Think about it.
Google’s activity of late points toward Apple, not away from it. There’s the recent release of Apple’s iLife and iWork applications, which include tighter integration to certain Google products, the availability of YouTube on the AppleTV and iPhone, and Google Maps on the iPhone. And let’s not forget Google CEO Eric Schmidt sitting on the Apple board of directors.
Why would Google risk pissing off Jobs, harming the iTMS, and stunting future growth opportunities between the two companies for something other than what it does during the course of its day — search and making money off text ads?
gBox fits perfectly into the Google model.
Google will not get a cut of music sales and describes its new arrangement strictly as an advertising relationship.

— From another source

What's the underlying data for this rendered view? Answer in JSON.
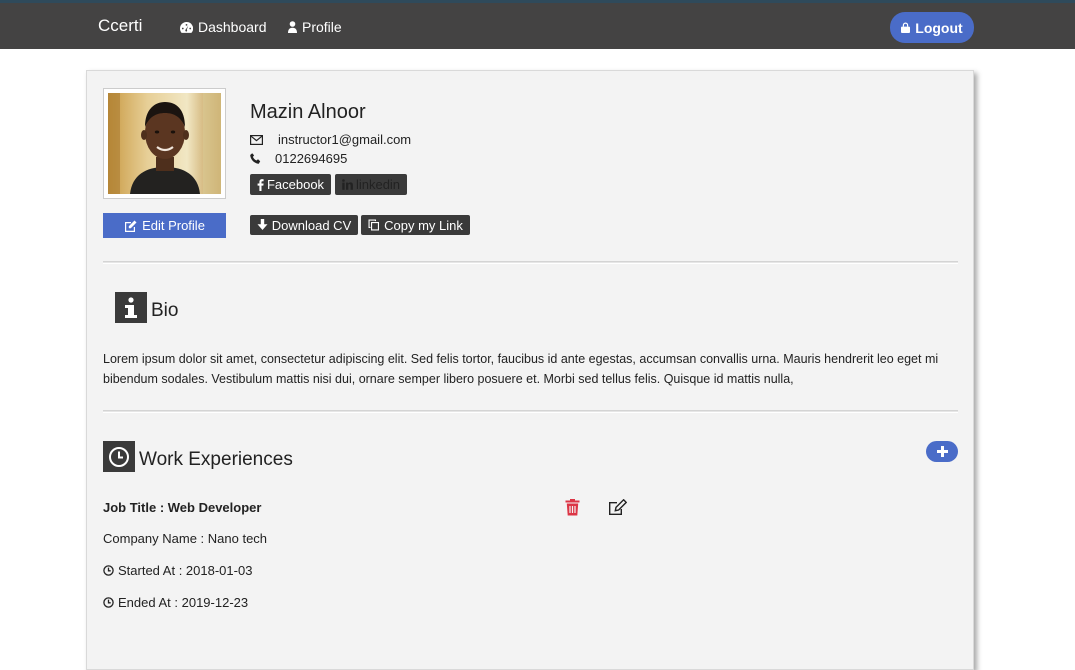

Additionally, gBox Chief Executive Officer Tammy Artim has said gBox’s marketing strategy is to include Google and social networking sites, not just using the traditional approach of driving music buyers to a specific site to discover new artists and songs and to make purchases.
Instead of doing marketing and (advertising on) billboards on Highway 101 to go to gBox, we want to take advantage of the viral element that has been so successful for companies in the past, Artim said.
UMG itself notes that the importance of the DRM-free experiment will “provide valuable insights into the implications of selling our music in an open format.” Google is listed as a participant, along with Wal-Mart, Best Buy, Rhapsody, Transworld, Passalong Networks, Amazon.com, and Puretracks. The focus of gBox is to make the “search and buying process as simple as possible” and, since consumers search for music online, “Google is a powerful way to drive consumers to this test.”
UMG, whose labels collectively account for one out of every three new releases sold in the United States, according to Nielsen SoundScan data, will make albums and tracks available from artists such as Amy Winehouse, Fall Out Boy, 50 Cent, Black Eyed Peas, Maroon 5, Sting, Elvis Costello, among many more.
If gBox is successful, and in doing so chips away at the dominance of the ITMS, it will be due more to the allure of DRM-free music and the record industry’s battle against Jobs and Apple than it will be because of Google’s involvement.